Bobby Clark, Trentez Lane and quarterback A.H. Marshall have all run with minimal success, combining for 99 yards on 43 carries.

But the Bluejays were able to move the ball through the air last week as Marshall was 12-of-24 passing for 145 yards.

Tight end Ashton Farmer, at 6-foot-6, provides matchup nightmares for smaller defensive backs, as does 6-foot-3 freshman receiver Justin Clark.

Farmer leads the team with nine catches for 93 yards.

"They've got probably the tallest receiving corps that we're going to see this year," said Gilmore. "Anytime you've got two kids like that, it causes problems. I know Coach (Brent) Anderson is used to playing power football, but I can see he's trying to utilize those big guys in the passing game."

While Caruthersville's offense has been rolling the defense has allowed 21 points per game, something that Gilmore thinks will improve.

"We're putting people on the field that can run to the football," said Gilmore. "We're not concerned about what grade they're in or how big they are -- we want 11 guys to the football, and be mean when you get there. That's what I lived on my four years at Hayti and that's what we're doing here at Caruthersville."

Charleston's team has been carried by its defense so far this year. The Bluejays limited Kennett to just seven points in Week 1. And they contained Sikeston's offense for the most part.

The team allowed 21 points to the Bulldogs, but two drives started deep in Bluejay territory.

Although Caruthersville defeated Charleston 46-27 last year, Gilmore thinks this year's game could solidify his team as a major player in Class 2.

"I think this is a statement game for our program because it's going to set the tone for our conference," said Gilmore. "If we can get on top and beat Charleston this week, it will put us in the driver's seat in the conference with New Madrid and Dexter coming up down the road.
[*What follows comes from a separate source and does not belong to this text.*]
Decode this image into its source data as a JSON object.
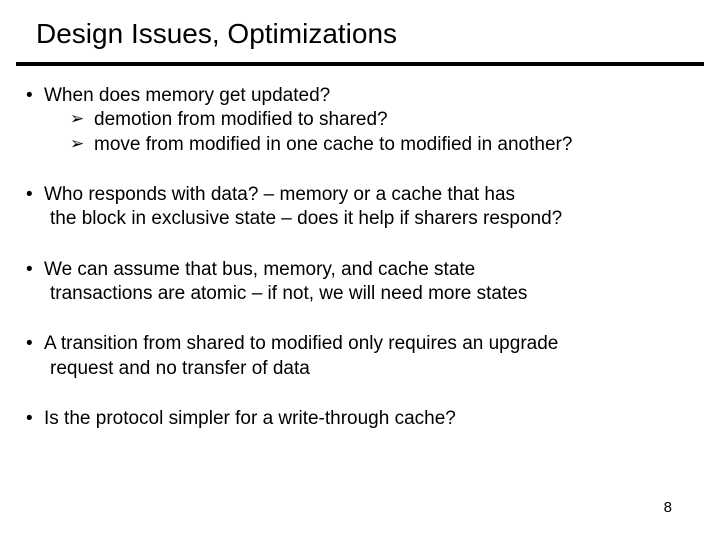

The next five weeks of our schedule are going to be brutal, but it's going to get us in tune to play our district and get us ready for the state playoffs."